It’s the ‘polythene-bag period’ of the gardening year

Propagation in a plastic bag.
Propagation in a plastic bag.

We’re entering the time of year I regard as the polythene-bag period.

This is because there are so many opportunities for propagation in the garden and this is the best way to keep plant material fresh for a short time.

A quick look around the border brings this home, with fuchsias, penstemon and erysimum, at the front of the queue to offer soft stem cuttings. Armed with a roll of freezer bags, pen and labels, visit the host plants in turn, removing non-flowering tips or side shoots of approximately 10cms in length. Best time to do this is early in the morning before the sun is up and stems are fully charged with moisture. If they are limp to handle, submerge them in water for an hour.

No heat is required to root these stem cuttings but if you have a propagating frame with a soil-warming cable it will certainly speed up the process. The simplest rooting medium option is gritty sand. This can be bought by the bag at a garden centre and other outlets. It matters not that this has no food value because soon after rooting, the young plants are transferred to containers with first potting compost.

The other special receptacle in my gardening life that you won’t see features fortnightly on Lionheart Radio, which broadcasts live on 107.3 FM or online at
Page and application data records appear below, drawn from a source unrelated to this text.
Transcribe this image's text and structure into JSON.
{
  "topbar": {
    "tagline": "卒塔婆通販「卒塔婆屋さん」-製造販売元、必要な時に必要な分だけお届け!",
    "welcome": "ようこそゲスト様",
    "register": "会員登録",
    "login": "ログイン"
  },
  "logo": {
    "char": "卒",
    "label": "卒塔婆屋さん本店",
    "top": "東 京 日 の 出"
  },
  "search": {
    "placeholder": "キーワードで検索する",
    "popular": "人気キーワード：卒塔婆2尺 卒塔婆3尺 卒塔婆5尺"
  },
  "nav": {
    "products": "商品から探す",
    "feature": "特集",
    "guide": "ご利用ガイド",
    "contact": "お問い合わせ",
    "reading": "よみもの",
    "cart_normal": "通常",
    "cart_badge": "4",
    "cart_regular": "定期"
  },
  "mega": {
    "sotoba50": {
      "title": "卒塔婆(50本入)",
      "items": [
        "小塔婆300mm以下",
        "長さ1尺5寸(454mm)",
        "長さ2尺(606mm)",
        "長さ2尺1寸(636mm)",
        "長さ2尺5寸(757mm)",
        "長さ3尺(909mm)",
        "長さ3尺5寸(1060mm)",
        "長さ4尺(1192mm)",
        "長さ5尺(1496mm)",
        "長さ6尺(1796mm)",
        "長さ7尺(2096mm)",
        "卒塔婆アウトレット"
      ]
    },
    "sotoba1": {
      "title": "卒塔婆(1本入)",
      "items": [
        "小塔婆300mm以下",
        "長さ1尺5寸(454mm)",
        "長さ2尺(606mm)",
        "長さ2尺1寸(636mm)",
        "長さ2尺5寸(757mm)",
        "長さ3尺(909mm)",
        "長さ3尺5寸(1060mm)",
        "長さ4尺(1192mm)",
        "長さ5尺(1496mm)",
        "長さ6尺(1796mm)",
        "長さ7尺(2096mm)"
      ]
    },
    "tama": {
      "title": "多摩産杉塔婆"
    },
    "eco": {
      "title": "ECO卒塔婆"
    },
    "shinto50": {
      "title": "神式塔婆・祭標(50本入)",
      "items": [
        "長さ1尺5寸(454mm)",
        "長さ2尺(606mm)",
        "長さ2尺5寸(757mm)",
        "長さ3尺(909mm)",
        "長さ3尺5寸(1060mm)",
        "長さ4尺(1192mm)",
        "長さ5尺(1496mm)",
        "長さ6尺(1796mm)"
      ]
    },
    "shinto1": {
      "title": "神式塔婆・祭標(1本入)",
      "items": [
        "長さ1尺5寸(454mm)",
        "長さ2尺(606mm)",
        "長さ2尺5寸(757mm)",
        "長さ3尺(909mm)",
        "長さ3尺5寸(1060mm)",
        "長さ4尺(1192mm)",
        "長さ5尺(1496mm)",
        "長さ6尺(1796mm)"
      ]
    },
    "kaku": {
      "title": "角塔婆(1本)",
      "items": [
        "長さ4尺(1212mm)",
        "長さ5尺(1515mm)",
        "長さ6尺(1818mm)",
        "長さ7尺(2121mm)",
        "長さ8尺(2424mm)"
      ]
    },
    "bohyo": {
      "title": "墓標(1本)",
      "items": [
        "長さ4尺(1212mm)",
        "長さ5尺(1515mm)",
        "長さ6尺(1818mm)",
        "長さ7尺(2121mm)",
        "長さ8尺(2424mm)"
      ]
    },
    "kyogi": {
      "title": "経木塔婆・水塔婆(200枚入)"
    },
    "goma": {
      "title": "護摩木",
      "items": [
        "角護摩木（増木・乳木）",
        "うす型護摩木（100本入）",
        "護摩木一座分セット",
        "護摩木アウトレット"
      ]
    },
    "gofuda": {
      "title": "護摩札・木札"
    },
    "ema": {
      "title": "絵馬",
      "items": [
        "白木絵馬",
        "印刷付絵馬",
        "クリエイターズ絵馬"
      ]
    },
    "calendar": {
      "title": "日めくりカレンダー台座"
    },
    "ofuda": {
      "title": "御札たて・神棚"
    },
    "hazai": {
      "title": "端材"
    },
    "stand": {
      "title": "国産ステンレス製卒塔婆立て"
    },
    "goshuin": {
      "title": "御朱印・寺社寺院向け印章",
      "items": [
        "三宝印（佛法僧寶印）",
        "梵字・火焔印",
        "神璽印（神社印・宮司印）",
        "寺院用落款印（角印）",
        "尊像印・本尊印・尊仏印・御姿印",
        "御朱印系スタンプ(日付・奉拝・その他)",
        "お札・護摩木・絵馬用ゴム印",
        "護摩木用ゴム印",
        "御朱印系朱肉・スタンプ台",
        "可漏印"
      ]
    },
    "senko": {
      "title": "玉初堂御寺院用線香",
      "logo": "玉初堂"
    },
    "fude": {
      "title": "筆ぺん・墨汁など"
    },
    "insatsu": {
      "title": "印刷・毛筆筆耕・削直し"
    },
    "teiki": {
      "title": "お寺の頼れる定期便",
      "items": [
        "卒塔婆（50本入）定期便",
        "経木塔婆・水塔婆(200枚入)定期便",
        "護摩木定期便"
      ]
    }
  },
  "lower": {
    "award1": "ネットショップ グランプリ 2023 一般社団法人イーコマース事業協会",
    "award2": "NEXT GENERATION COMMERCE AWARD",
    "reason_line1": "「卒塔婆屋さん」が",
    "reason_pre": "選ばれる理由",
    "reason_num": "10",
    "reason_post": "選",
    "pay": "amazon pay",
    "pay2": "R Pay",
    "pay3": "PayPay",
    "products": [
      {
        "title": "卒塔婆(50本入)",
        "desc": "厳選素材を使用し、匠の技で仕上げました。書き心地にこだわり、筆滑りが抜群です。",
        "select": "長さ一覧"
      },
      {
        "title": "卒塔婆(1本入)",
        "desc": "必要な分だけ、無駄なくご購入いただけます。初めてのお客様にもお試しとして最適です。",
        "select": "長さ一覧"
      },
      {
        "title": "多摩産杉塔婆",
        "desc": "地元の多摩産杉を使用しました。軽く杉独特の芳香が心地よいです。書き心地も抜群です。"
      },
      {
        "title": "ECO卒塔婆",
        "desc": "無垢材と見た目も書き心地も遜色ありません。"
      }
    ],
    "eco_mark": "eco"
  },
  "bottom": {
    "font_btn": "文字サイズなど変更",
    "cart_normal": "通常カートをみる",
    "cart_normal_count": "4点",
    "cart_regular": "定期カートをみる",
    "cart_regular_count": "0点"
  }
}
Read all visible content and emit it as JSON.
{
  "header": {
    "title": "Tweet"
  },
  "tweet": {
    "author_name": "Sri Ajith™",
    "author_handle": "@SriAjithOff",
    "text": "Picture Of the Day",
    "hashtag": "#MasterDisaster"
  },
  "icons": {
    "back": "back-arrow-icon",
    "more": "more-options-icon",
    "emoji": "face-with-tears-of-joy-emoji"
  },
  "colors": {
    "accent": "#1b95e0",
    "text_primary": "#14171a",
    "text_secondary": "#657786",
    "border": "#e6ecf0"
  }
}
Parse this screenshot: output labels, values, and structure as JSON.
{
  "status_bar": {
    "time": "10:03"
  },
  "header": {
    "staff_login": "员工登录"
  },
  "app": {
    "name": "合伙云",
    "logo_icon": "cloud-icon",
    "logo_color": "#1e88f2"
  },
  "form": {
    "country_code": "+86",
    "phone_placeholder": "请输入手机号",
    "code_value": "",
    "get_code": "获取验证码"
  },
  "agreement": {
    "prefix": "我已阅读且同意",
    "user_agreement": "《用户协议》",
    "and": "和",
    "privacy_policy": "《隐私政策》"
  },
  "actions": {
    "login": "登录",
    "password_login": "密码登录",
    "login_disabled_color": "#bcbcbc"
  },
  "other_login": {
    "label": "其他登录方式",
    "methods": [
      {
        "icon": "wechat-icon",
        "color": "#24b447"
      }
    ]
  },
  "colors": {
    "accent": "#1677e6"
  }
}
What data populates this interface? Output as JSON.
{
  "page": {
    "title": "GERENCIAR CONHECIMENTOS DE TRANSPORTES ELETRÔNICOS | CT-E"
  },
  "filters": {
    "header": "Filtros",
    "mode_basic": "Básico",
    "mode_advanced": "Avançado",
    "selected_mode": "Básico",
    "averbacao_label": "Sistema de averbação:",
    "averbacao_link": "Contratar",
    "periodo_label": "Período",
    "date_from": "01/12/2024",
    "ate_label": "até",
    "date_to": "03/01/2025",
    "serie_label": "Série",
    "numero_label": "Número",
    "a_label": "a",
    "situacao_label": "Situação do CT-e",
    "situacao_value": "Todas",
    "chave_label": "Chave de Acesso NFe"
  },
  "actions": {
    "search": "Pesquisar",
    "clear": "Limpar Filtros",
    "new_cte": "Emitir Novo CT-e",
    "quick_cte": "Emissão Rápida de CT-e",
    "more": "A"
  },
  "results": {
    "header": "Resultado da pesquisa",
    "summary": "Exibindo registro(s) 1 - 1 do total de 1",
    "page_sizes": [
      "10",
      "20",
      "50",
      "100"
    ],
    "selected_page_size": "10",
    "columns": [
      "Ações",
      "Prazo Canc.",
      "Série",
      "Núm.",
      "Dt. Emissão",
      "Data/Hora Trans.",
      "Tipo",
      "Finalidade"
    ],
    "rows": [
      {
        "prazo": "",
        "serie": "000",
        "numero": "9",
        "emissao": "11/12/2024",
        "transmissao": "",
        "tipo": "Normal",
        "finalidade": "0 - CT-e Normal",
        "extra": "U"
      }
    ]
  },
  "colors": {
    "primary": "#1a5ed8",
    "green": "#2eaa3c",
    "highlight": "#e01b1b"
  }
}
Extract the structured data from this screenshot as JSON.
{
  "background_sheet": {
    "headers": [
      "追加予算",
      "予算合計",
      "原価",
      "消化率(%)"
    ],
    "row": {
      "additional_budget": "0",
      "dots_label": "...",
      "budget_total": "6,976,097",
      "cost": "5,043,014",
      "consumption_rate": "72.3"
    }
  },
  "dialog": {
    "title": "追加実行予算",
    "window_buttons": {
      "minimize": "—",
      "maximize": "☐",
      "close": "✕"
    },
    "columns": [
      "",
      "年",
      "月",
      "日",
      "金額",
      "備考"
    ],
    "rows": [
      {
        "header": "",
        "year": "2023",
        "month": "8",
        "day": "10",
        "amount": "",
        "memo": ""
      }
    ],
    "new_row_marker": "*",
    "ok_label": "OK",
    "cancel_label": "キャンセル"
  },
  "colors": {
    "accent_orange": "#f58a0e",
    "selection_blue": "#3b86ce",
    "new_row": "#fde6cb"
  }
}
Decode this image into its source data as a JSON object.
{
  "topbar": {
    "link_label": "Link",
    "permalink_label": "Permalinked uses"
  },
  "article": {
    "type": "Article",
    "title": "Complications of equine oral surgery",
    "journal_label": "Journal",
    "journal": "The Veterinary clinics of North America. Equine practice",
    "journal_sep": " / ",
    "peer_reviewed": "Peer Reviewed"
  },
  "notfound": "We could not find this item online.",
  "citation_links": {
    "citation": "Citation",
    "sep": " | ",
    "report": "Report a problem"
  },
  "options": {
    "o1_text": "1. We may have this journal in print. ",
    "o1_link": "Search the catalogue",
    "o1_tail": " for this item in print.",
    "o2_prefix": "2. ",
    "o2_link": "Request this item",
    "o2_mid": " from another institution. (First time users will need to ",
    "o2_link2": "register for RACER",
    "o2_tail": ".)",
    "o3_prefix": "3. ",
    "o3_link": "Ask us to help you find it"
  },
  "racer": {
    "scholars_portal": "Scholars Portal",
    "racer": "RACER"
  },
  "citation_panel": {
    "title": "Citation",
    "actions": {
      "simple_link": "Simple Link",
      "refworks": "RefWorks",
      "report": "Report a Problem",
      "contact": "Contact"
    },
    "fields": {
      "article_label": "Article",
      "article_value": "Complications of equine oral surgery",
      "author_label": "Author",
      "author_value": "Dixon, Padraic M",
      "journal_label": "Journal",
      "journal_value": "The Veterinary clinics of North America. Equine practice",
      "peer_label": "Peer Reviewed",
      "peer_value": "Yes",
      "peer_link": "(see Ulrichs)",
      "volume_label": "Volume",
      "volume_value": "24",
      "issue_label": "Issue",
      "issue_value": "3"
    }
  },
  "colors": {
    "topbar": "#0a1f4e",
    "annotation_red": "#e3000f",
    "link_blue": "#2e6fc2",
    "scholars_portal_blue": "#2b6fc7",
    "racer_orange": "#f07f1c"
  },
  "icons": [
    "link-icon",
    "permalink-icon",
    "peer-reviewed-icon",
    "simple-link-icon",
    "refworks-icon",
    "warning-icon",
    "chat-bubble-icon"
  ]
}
It holds a number of plant surprises which are revealed when co-presenter Carl Stiansen asks ‘What’s in the bag, Tom?’. Listen up for it tomorrow afternoon if you can spare the time!